Life-Cycle Analysis of Energy and Greenhouse Gas Emissions from Anaerobic Biodegradation of Municipal Solid Waste
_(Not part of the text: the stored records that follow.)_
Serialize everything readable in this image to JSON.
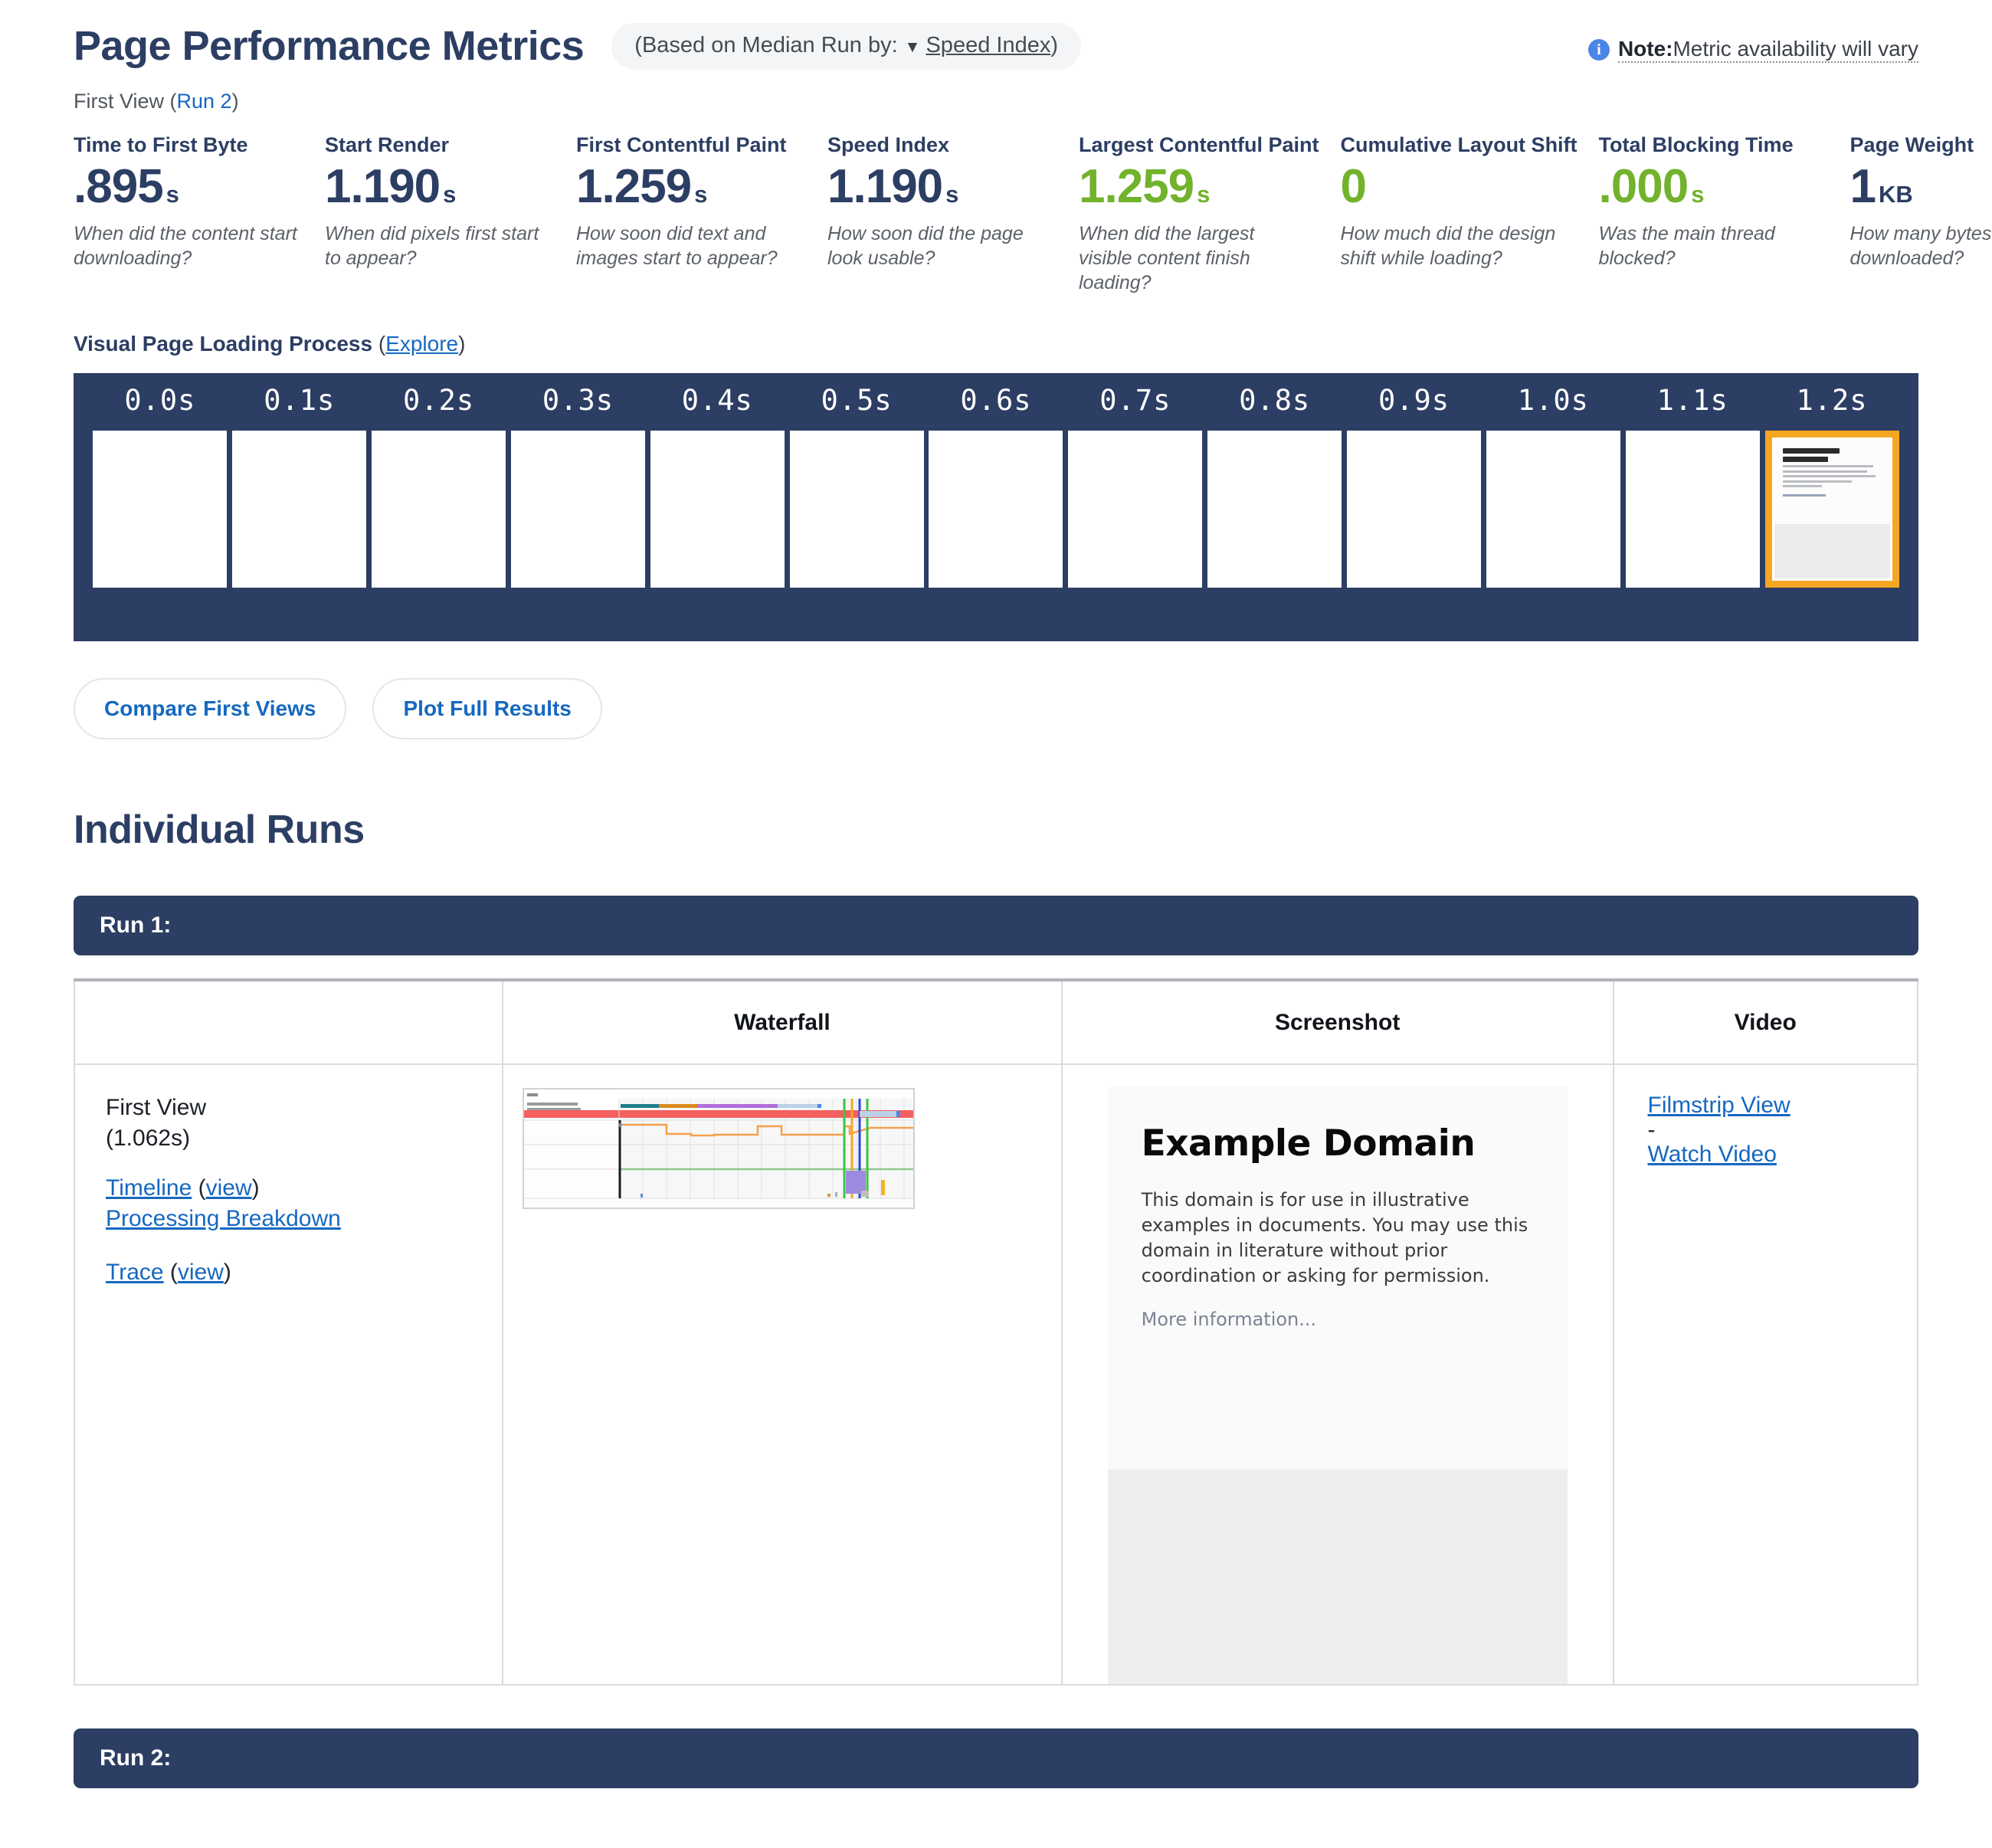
{
  "header": {
    "title": "Page Performance Metrics",
    "median_prefix": "(Based on Median Run by:",
    "median_caret": "▼",
    "median_selected": "Speed Index",
    "median_suffix": ")",
    "note_icon": "info-icon",
    "note_bold": "Note:",
    "note_text": " Metric availability will vary",
    "first_view_prefix": "First View (",
    "first_view_run": "Run 2",
    "first_view_suffix": ")"
  },
  "colors": {
    "navy": "#2c3e63",
    "green": "#72b22c",
    "link": "#1668c1",
    "highlight": "#f5a623"
  },
  "metrics": [
    {
      "label": "Time to First Byte",
      "value": ".895",
      "unit": "s",
      "color": "navy",
      "desc": "When did the content start downloading?"
    },
    {
      "label": "Start Render",
      "value": "1.190",
      "unit": "s",
      "color": "navy",
      "desc": "When did pixels first start to appear?"
    },
    {
      "label": "First Contentful Paint",
      "value": "1.259",
      "unit": "s",
      "color": "navy",
      "desc": "How soon did text and images start to appear?"
    },
    {
      "label": "Speed Index",
      "value": "1.190",
      "unit": "s",
      "color": "navy",
      "desc": "How soon did the page look usable?"
    },
    {
      "label": "Largest Contentful Paint",
      "value": "1.259",
      "unit": "s",
      "color": "green",
      "desc": "When did the largest visible content finish loading?"
    },
    {
      "label": "Cumulative Layout Shift",
      "value": "0",
      "unit": "",
      "color": "green",
      "desc": "How much did the design shift while loading?"
    },
    {
      "label": "Total Blocking Time",
      "value": ".000",
      "unit": "s",
      "color": "green",
      "desc": "Was the main thread blocked?"
    },
    {
      "label": "Page Weight",
      "value": "1",
      "unit": "KB",
      "color": "navy",
      "desc": "How many bytes downloaded?"
    }
  ],
  "visual_loading": {
    "title": "Visual Page Loading Process",
    "explore_label": "Explore",
    "frames": [
      {
        "time": "0.0s",
        "highlighted": false
      },
      {
        "time": "0.1s",
        "highlighted": false
      },
      {
        "time": "0.2s",
        "highlighted": false
      },
      {
        "time": "0.3s",
        "highlighted": false
      },
      {
        "time": "0.4s",
        "highlighted": false
      },
      {
        "time": "0.5s",
        "highlighted": false
      },
      {
        "time": "0.6s",
        "highlighted": false
      },
      {
        "time": "0.7s",
        "highlighted": false
      },
      {
        "time": "0.8s",
        "highlighted": false
      },
      {
        "time": "0.9s",
        "highlighted": false
      },
      {
        "time": "1.0s",
        "highlighted": false
      },
      {
        "time": "1.1s",
        "highlighted": false
      },
      {
        "time": "1.2s",
        "highlighted": true
      }
    ]
  },
  "buttons": {
    "compare_first_views": "Compare First Views",
    "plot_full_results": "Plot Full Results"
  },
  "individual_runs": {
    "section_title": "Individual Runs",
    "run1_label": "Run 1:",
    "run2_label": "Run 2:",
    "table_headers": {
      "info": "",
      "waterfall": "Waterfall",
      "screenshot": "Screenshot",
      "video": "Video"
    },
    "run1": {
      "view_name": "First View",
      "view_time": "(1.062s)",
      "timeline_label": "Timeline",
      "timeline_view": "view",
      "processing_breakdown": "Processing Breakdown",
      "trace_label": "Trace",
      "trace_view": "view",
      "filmstrip_view": "Filmstrip View",
      "separator": "-",
      "watch_video": "Watch Video",
      "screenshot": {
        "heading": "Example Domain",
        "body": "This domain is for use in illustrative examples in documents. You may use this domain in literature without prior coordination or asking for permission.",
        "more": "More information..."
      }
    }
  }
}
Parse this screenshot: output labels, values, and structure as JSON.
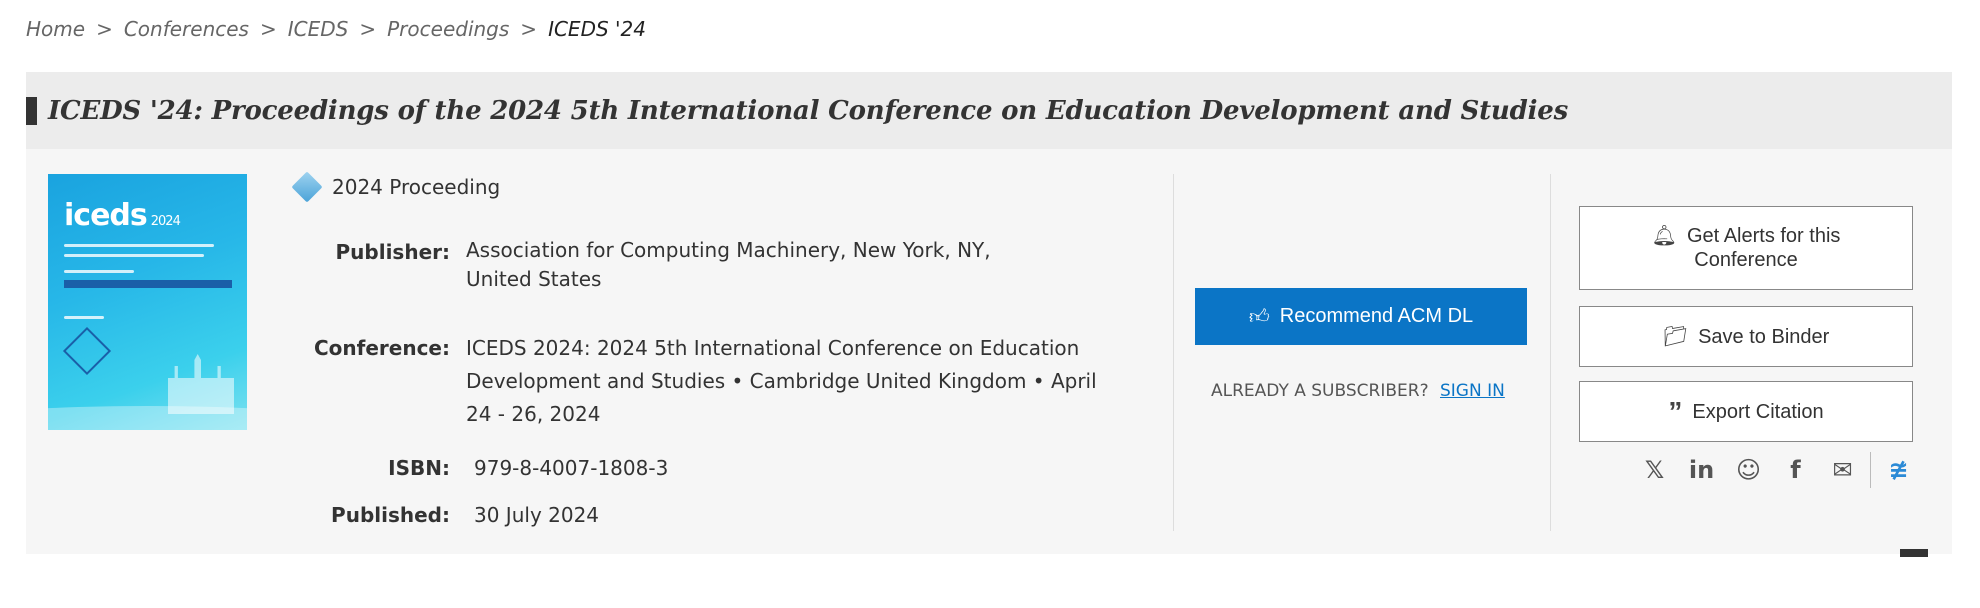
{
  "breadcrumb": {
    "items": [
      "Home",
      "Conferences",
      "ICEDS",
      "Proceedings"
    ],
    "current": "ICEDS '24",
    "separator": ">"
  },
  "page_title": "ICEDS '24: Proceedings of the 2024 5th International Conference on Education Development and Studies",
  "cover": {
    "logo_text": "iceds",
    "logo_year": "2024"
  },
  "proceeding": {
    "type_label": "2024 Proceeding",
    "publisher_label": "Publisher:",
    "publisher_line1": "Association for Computing Machinery, New York, NY,",
    "publisher_line2": "United States",
    "conference_label": "Conference:",
    "conference_line1": "ICEDS 2024: 2024 5th International Conference on Education",
    "conference_line2": "Development and Studies •  Cambridge United Kingdom  • April",
    "conference_line3": "24 - 26, 2024",
    "isbn_label": "ISBN:",
    "isbn_value": "979-8-4007-1808-3",
    "published_label": "Published:",
    "published_value": "30 July 2024"
  },
  "actions": {
    "recommend_label": "Recommend ACM DL",
    "subscriber_text": "ALREADY A SUBSCRIBER?",
    "sign_in_label": "SIGN IN",
    "alerts_line1": "Get Alerts for this",
    "alerts_line2": "Conference",
    "binder_label": "Save to Binder",
    "citation_label": "Export Citation"
  },
  "share_icons": [
    "x-icon",
    "linkedin-icon",
    "reddit-icon",
    "facebook-icon",
    "email-icon",
    "rss-icon"
  ],
  "colors": {
    "accent": "#0b75c6",
    "title_bg": "#ececec",
    "panel_bg": "#f6f6f6"
  }
}
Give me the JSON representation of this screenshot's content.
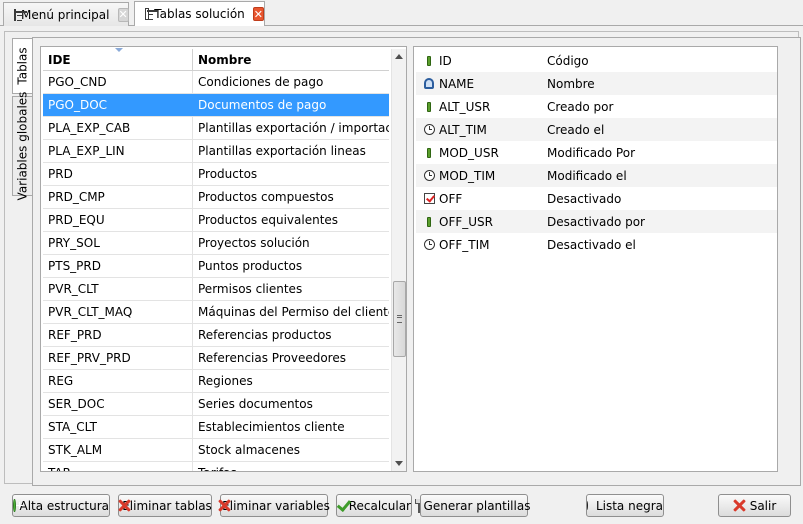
{
  "doc_tabs": [
    {
      "label": "Menú principal",
      "close_icon": "close-icon"
    },
    {
      "label": "Tablas solución",
      "close_icon": "close-icon"
    }
  ],
  "side_tabs": [
    {
      "label": "Tablas"
    },
    {
      "label": "Variables globales"
    }
  ],
  "tables_grid": {
    "columns": [
      "IDE",
      "Nombre"
    ],
    "selected_index": 1,
    "rows": [
      {
        "ide": "PGO_CND",
        "nombre": "Condiciones de pago"
      },
      {
        "ide": "PGO_DOC",
        "nombre": "Documentos de pago"
      },
      {
        "ide": "PLA_EXP_CAB",
        "nombre": "Plantillas exportación / importaci..."
      },
      {
        "ide": "PLA_EXP_LIN",
        "nombre": "Plantillas exportación lineas"
      },
      {
        "ide": "PRD",
        "nombre": "Productos"
      },
      {
        "ide": "PRD_CMP",
        "nombre": "Productos compuestos"
      },
      {
        "ide": "PRD_EQU",
        "nombre": "Productos equivalentes"
      },
      {
        "ide": "PRY_SOL",
        "nombre": "Proyectos solución"
      },
      {
        "ide": "PTS_PRD",
        "nombre": "Puntos productos"
      },
      {
        "ide": "PVR_CLT",
        "nombre": "Permisos clientes"
      },
      {
        "ide": "PVR_CLT_MAQ",
        "nombre": "Máquinas del Permiso del cliente"
      },
      {
        "ide": "REF_PRD",
        "nombre": "Referencias productos"
      },
      {
        "ide": "REF_PRV_PRD",
        "nombre": "Referencias Proveedores"
      },
      {
        "ide": "REG",
        "nombre": "Regiones"
      },
      {
        "ide": "SER_DOC",
        "nombre": "Series documentos"
      },
      {
        "ide": "STA_CLT",
        "nombre": "Establecimientos cliente"
      },
      {
        "ide": "STK_ALM",
        "nombre": "Stock almacenes"
      },
      {
        "ide": "TAR",
        "nombre": "Tarifas"
      }
    ]
  },
  "fields": [
    {
      "icon": "key-icon",
      "name": "ID",
      "desc": "Código"
    },
    {
      "icon": "name-icon",
      "name": "NAME",
      "desc": "Nombre"
    },
    {
      "icon": "key-icon",
      "name": "ALT_USR",
      "desc": "Creado por"
    },
    {
      "icon": "clock-icon",
      "name": "ALT_TIM",
      "desc": "Creado el"
    },
    {
      "icon": "key-icon",
      "name": "MOD_USR",
      "desc": "Modificado Por"
    },
    {
      "icon": "clock-icon",
      "name": "MOD_TIM",
      "desc": "Modificado el"
    },
    {
      "icon": "checkbox-icon",
      "name": "OFF",
      "desc": "Desactivado"
    },
    {
      "icon": "key-icon",
      "name": "OFF_USR",
      "desc": "Desactivado por"
    },
    {
      "icon": "clock-icon",
      "name": "OFF_TIM",
      "desc": "Desactivado el"
    }
  ],
  "buttons": {
    "alta_estructura": "Alta estructura",
    "eliminar_tablas": "Eliminar tablas",
    "eliminar_variables": "Eliminar variables",
    "recalcular": "Recalcular",
    "generar_plantillas": "Generar plantillas",
    "lista_negra": "Lista negra",
    "salir": "Salir"
  }
}
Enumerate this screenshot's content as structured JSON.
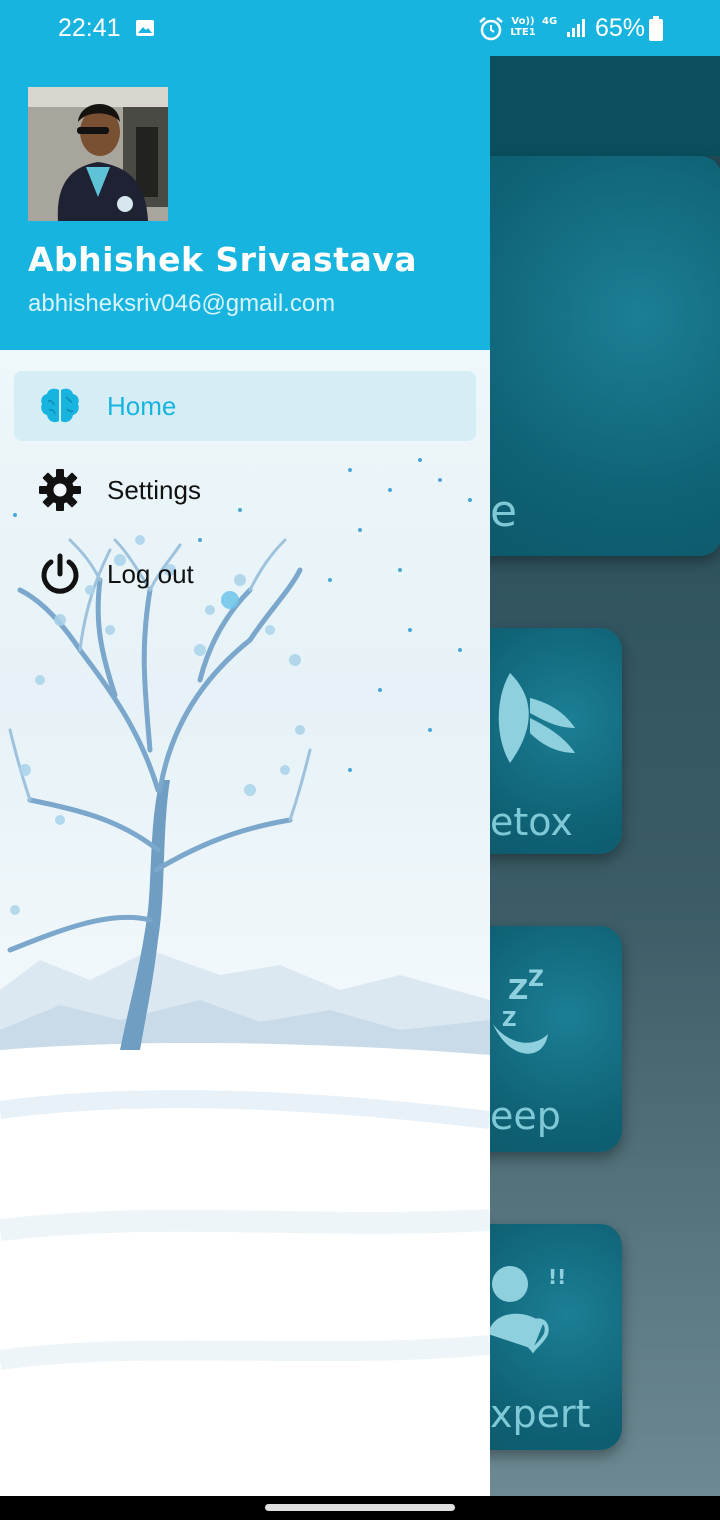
{
  "status_bar": {
    "time": "22:41",
    "network_lines": [
      "Vo)) LTE1"
    ],
    "network_type": "4G",
    "battery_percent": "65%",
    "icons": [
      "gallery-icon",
      "alarm-icon",
      "signal-icon",
      "battery-icon"
    ]
  },
  "drawer": {
    "user": {
      "name": "Abhishek Srivastava",
      "email": "abhisheksriv046@gmail.com"
    },
    "menu": [
      {
        "label": "Home",
        "icon": "brain-icon",
        "active": true
      },
      {
        "label": "Settings",
        "icon": "gear-icon",
        "active": false
      },
      {
        "label": "Log out",
        "icon": "power-icon",
        "active": false
      }
    ]
  },
  "background_app": {
    "cards": [
      {
        "label": "e"
      },
      {
        "label": "etox",
        "icon": "lotus-icon"
      },
      {
        "label": "eep",
        "icon": "moon-sleep-icon"
      },
      {
        "label": "xpert",
        "icon": "expert-icon"
      }
    ]
  },
  "colors": {
    "accent": "#18b4e0",
    "header_bg": "#18b4e0",
    "active_item_bg": "#d5eef6",
    "scrim_app_bar": "#0b4f5f"
  }
}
Energy requirements and greenhouse gas (GHG) emissions for current landfilling of municipal solid waste (MSW) was compared to potential biodegradation of MSW in anaerobic digesters (AD) throughout the United States. A hybrid life-cycle analysis was completed to assess the potential for anaerobic biodegradation of MSW to methane, a valuable energy source. Conversion of MSW to methane in AD would generate a form of renewable energy, reduce GHG emissions, and save landfill space for nonbiodegradable materials. Based on laboratory- and pilot-scale studies conducted in the United States, full-scale data from facilities in Europe, and economic input-output life-cycle analysis, the annual 127 million t of MSW landfilled in the United States could be biologically converted to 5.9billionm3 of methane. Net methane production would have an estimated value of $1.5 billion/year when converted to an equivalent amount of electricity at an assumed value of $0.1/kWh. The 15 billion kWh/year of renewable energy released through the biodegradation process is estimated to satisfy the annual consumption of 1.3 million United States households. The analysis also suggests that diversion of MSW from landfills to AD systems would result in GHG emissions reductions of 146 million t CO2e per year, due to decreased landfill activity and use of biogenic methane instead of fossil fuel for electricity production. This represents a reduction in total emissions of 1.9% compared to U.S. GHG emissions in 2006. Nationwide AD systems are projected to reduce cumulative energy consumption by nearly 15 million TJ and reduce GHG emissions by 7.2 billion t CO2e, over a 50-year period. Logistics and capital costs of developing a nationwide reactor-based system for MSW management are considerable. Development of appropriate national policy and incentives would be needed to stimulate such a transition from the current landfill-based system that currently exists. It is estimated that a carbon emissions credit on the order of $30 to $60/t CO2e would facilitate break-even economics for nationwide implementation of AD systems. Alternatively, renewable energy credits would enhance the value of electricity produced from AD biogas. Carbon emissions taxes on landfills would further improve the economics of AD systems.